From Captain America and the Avengers to Ralphie, the Old Man and a pitcher known as Wild Thing…Cleveland has long been a fertile filming ground for the motion picture industry. And now Cleveland State is poised to become a lead actor in future productions.
Realizing that a growing industry needs a growing talent pool from which to draw, President Ronald M. Berkman and Ivan Schwarz, president and CEO of the Greater Cleveland Film Commission, convinced leaders in the Ohio state legislature to allocate $7.5 million to CSU to create a new stand-alone School of Film, Television and Interactive Media in the College of Liberal Arts and Social Sciences (CLASS.)
CSU will be the first university in Ohio – and one of the few between the east and west coasts – with such a school, which will be built upon the current program in film, television and interactive media, housed in the School of Communication. That program, founded in 2006, enrolls 205 majors, making it the second-largest undergraduate program in the College and providing a healthy foundation upon which to build a new school for an even larger program.
The project includes construction of a new facility to enable the growing population of film students to continue learning about the industry and gaining hands-on experience.
“Our goal is not merely to prepare our students to work in today’s exciting moving image industries of film, television and interactive media but to give them the tools to be successful in these fields as they transform over the next five or 10 years,” says Evan Lieberman, CSU’s director of film, television and interactive media.
“We look forward to working closely with the Film Commission and other partners in the community to create a unique opportunity for our students to make a smooth transition from the classroom to the movie set, television studio, editing room and creative offices.”
Alita Petras, founder and president of the Cinematic Student Union, says students are excited about the new film school.

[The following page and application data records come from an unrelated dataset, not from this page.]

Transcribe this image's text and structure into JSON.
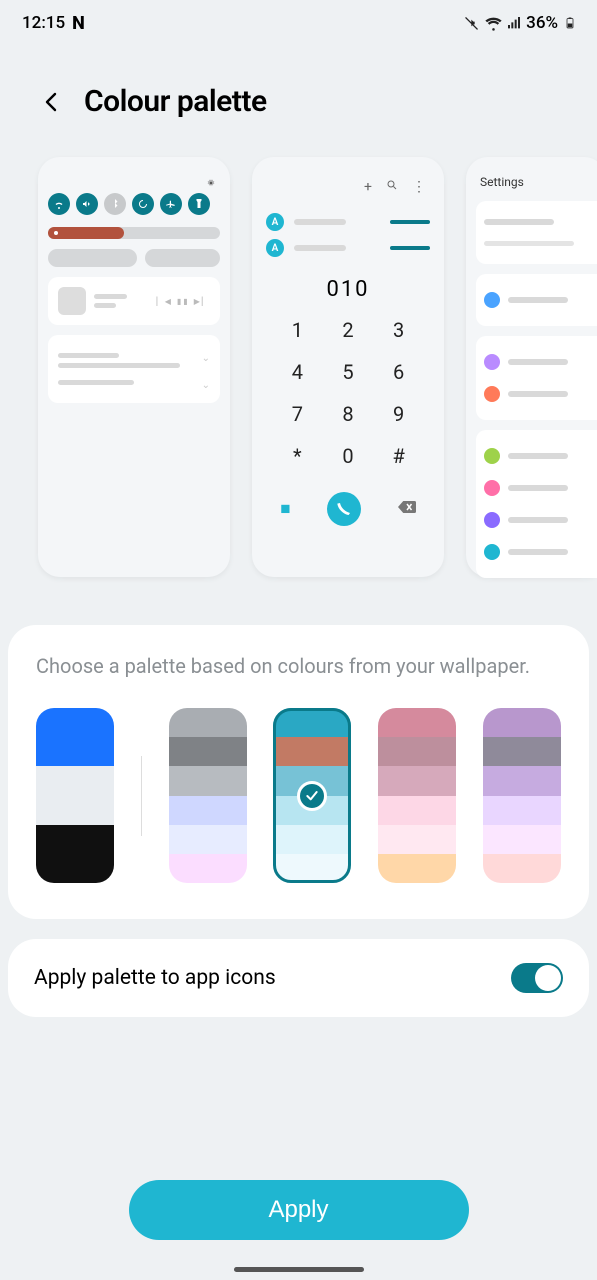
{
  "status": {
    "time": "12:15",
    "app_icon": "N",
    "battery": "36%"
  },
  "header": {
    "title": "Colour palette"
  },
  "previews": {
    "phone": {
      "number": "010",
      "keys": [
        "1",
        "2",
        "3",
        "4",
        "5",
        "6",
        "7",
        "8",
        "9",
        "*",
        "0",
        "#"
      ],
      "contact_initial": "A"
    },
    "settings": {
      "title": "Settings"
    }
  },
  "palette_section": {
    "description": "Choose a palette based on colours from your wallpaper.",
    "palettes": [
      {
        "colors": [
          "#1a73ff",
          "#1a73ff",
          "#e9edf1",
          "#e9edf1",
          "#101010",
          "#101010"
        ],
        "selected": false
      },
      {
        "colors": [
          "#a9adb2",
          "#7f8286",
          "#b7bbc0",
          "#cfd7ff",
          "#e7ecff",
          "#fbddff"
        ],
        "selected": false
      },
      {
        "colors": [
          "#2aa8c4",
          "#c27a64",
          "#77c2d6",
          "#b7e5f1",
          "#def4fb",
          "#eef9fd"
        ],
        "selected": true
      },
      {
        "colors": [
          "#d58a9d",
          "#bd8f9d",
          "#d6a9bb",
          "#fdd7e6",
          "#ffe8f1",
          "#ffd7a8"
        ],
        "selected": false
      },
      {
        "colors": [
          "#b897cd",
          "#8f8a9a",
          "#c6abe0",
          "#e9d6ff",
          "#fbe6ff",
          "#ffd9d9"
        ],
        "selected": false
      }
    ]
  },
  "toggle": {
    "label": "Apply palette to app icons",
    "on": true
  },
  "apply": {
    "label": "Apply"
  }
}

“With Cleveland becoming such a prominent city for big budget movie productions, this is the perfect time for CSU to emerge with a program to develop filmmakers to eventually work on these studio projects. I’m looking forward to the new partnerships the film school will provide for current students and the job opportunities it will bring for graduates. The school will put Cleveland State on the map for film,” she says.
Over the summer, President Berkman, the Film Commission’s Schwarz and Greg Sadlek, CLASS dean, visited film schools at the University of Southern California and at Chapman University and met with Robert Bassett, founding dean who built the Dodge College of Film and Media Arts at Chapman from the ground up. Bassett also visited CSU to assess resources, meet with students and offer input on the new school.
Among the first decisions to be made is where to build the school. University officials are considering space in Playhouse Square as well as on campus.
“With the solid growth of the film industry in Northeast Ohio, this school may just make it possible for CSU to become the most important film program in the Midwest,” notes Dean Sadlek.
Until recently, the Ohio Motion Picture Tax Credit stood at $20 million. According to a CSU economic impact study, since 2011 this tax credit has created the equivalent of 1,729 full-time jobs, more than $400 million in total economic impact and a return on investment of $2.01 for every $1 spent. More than 65 productions have been shot in Northeast Ohio since 2009, and 71 percent of all Ohio production dollars within the last two years were spent in Northeast Ohio.
This spring, the Ohio state legislature increased the film industry tax credit program to $40 million, which will likely grow the already significant presence of the film industry in Northeast Ohio. Next year, the Film Commission’s Ivan Schwarz hopes to convince the legislature to raise the tax credit to $75 million.